- Symptoms can include wheezing, shortness of breath with activity, coughing which does not go away or wakes up from sleep.
- Asthma triggers may range from exercise to smoke and even strong emotions.
- Albuterol inhalers are useful for relieving symptoms but if used more than twice a week or waking up at night more than twice monthly then another medication should be taken daily to control asthma in order to reduce reliance on rescue inhalers.
- Lung testing by a doctor is necessary in order to determine whether treatment is needed for asthma; although it cannot be cured it can still be managed through proper care and medications.
Do you or someone you know have asthma? Do you wheeze or have shortness of breath with activity more so than people around you? Do you have a cough that will not go away or that wakes you up from sleep?
These are all symptoms of uncontrolled asthma. Asthma consists of thickening and inflammation of the airways of the lungs and may increase mucus production in the lungs as well.
The symptoms can change over time, so it is important to track your symptoms and get with your doctor to develop an appropriate treatment plan. Asthma can be brought on by exercise, smoke, cold air, respiratory viruses, airborne allergens such as pollen, some medications, acid reflux, and even strong emotions.
Medications like albuterol can be helpful for the symptoms of asthma, but if you need an inhaler more than twice a week, or if your symptoms wake you up at night more than twice a month, you need another medication that is safe to take on a daily basis to control asthma.
Controlling medications may not make you feel better immediately, but as you take it daily as directed, it will reduce the need for the rescue inhaler. If you think you have asthma, get with your doctor to do some lung testing to test the function of your lungs to see if you need treatment.
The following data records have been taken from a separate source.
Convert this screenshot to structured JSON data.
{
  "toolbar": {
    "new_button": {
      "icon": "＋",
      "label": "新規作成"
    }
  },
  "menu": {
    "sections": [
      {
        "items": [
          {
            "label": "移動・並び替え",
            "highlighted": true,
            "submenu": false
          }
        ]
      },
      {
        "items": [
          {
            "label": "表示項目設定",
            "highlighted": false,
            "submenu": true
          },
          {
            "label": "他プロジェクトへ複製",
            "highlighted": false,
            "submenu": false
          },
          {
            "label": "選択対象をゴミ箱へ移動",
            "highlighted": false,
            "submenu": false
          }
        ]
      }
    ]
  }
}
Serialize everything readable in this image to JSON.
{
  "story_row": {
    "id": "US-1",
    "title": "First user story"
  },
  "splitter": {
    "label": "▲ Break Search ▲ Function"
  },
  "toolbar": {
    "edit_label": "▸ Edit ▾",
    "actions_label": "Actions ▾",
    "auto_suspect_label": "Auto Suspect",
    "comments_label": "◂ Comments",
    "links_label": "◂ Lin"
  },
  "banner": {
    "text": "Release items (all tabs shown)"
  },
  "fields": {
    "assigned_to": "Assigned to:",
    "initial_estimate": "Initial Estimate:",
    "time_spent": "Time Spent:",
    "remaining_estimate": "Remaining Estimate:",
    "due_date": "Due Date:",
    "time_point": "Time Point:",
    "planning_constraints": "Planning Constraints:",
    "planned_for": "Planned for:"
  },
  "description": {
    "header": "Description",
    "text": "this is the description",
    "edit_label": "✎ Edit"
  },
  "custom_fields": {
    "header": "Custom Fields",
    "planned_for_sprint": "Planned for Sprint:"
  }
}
Asthma is not curable, but it is a very treatable disease.
Be Safe! Be Well! I am Dr. David Long and that was the Long Story Short.